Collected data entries
_ _ _ _ _

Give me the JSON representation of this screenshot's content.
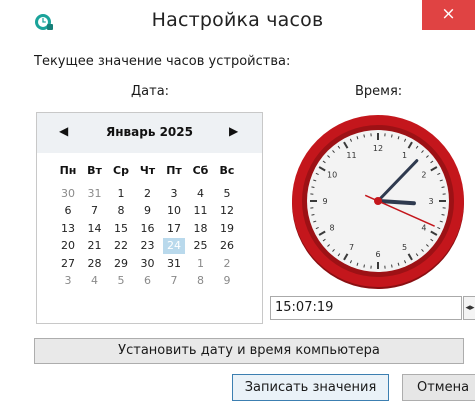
{
  "window": {
    "title": "Настройка часов",
    "close_glyph": "×"
  },
  "caption": "Текущее значение часов устройства:",
  "date_label": "Дата:",
  "time_label": "Время:",
  "calendar": {
    "month_label": "Январь 2025",
    "prev_glyph": "◀",
    "next_glyph": "▶",
    "weekdays": [
      "Пн",
      "Вт",
      "Ср",
      "Чт",
      "Пт",
      "Сб",
      "Вс"
    ],
    "weeks": [
      [
        "30",
        "31",
        "1",
        "2",
        "3",
        "4",
        "5"
      ],
      [
        "6",
        "7",
        "8",
        "9",
        "10",
        "11",
        "12"
      ],
      [
        "13",
        "14",
        "15",
        "16",
        "17",
        "18",
        "19"
      ],
      [
        "20",
        "21",
        "22",
        "23",
        "24",
        "25",
        "26"
      ],
      [
        "27",
        "28",
        "29",
        "30",
        "31",
        "1",
        "2"
      ],
      [
        "3",
        "4",
        "5",
        "6",
        "7",
        "8",
        "9"
      ]
    ],
    "selected_day": "24"
  },
  "clock": {
    "numbers": [
      "12",
      "1",
      "2",
      "3",
      "4",
      "5",
      "6",
      "7",
      "8",
      "9",
      "10",
      "11"
    ],
    "time": {
      "hours": 15,
      "minutes": 7,
      "seconds": 19
    },
    "colors": {
      "rim": "#c4161c",
      "face": "#f3f3f3",
      "hands": "#2f3a4f",
      "second_hand": "#c4161c"
    }
  },
  "time_field": {
    "value": "15:07:19",
    "spin_glyph": "◂▸"
  },
  "buttons": {
    "sync_label": "Установить дату и время компьютера",
    "write_label": "Записать значения",
    "cancel_label": "Отмена"
  },
  "icons": {
    "app": "clock-app-icon",
    "close": "close-icon"
  }
}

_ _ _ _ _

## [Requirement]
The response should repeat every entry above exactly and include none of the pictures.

## [Your solution]
Give me the JSON representation of this screenshot's content.
{
  "window": {
    "title": "Настройка часов",
    "close_glyph": "×"
  },
  "caption": "Текущее значение часов устройства:",
  "date_label": "Дата:",
  "time_label": "Время:",
  "calendar": {
    "month_label": "Январь 2025",
    "prev_glyph": "◀",
    "next_glyph": "▶",
    "weekdays": [
      "Пн",
      "Вт",
      "Ср",
      "Чт",
      "Пт",
      "Сб",
      "Вс"
    ],
    "weeks": [
      [
        "30",
        "31",
        "1",
        "2",
        "3",
        "4",
        "5"
      ],
      [
        "6",
        "7",
        "8",
        "9",
        "10",
        "11",
        "12"
      ],
      [
        "13",
        "14",
        "15",
        "16",
        "17",
        "18",
        "19"
      ],
      [
        "20",
        "21",
        "22",
        "23",
        "24",
        "25",
        "26"
      ],
      [
        "27",
        "28",
        "29",
        "30",
        "31",
        "1",
        "2"
      ],
      [
        "3",
        "4",
        "5",
        "6",
        "7",
        "8",
        "9"
      ]
    ],
    "selected_day": "24"
  },
  "clock": {
    "numbers": [
      "12",
      "1",
      "2",
      "3",
      "4",
      "5",
      "6",
      "7",
      "8",
      "9",
      "10",
      "11"
    ],
    "time": {
      "hours": 15,
      "minutes": 7,
      "seconds": 19
    },
    "colors": {
      "rim": "#c4161c",
      "face": "#f3f3f3",
      "hands": "#2f3a4f",
      "second_hand": "#c4161c"
    }
  },
  "time_field": {
    "value": "15:07:19",
    "spin_glyph": "◂▸"
  },
  "buttons": {
    "sync_label": "Установить дату и время компьютера",
    "write_label": "Записать значения",
    "cancel_label": "Отмена"
  },
  "icons": {
    "app": "clock-app-icon",
    "close": "close-icon"
  }
}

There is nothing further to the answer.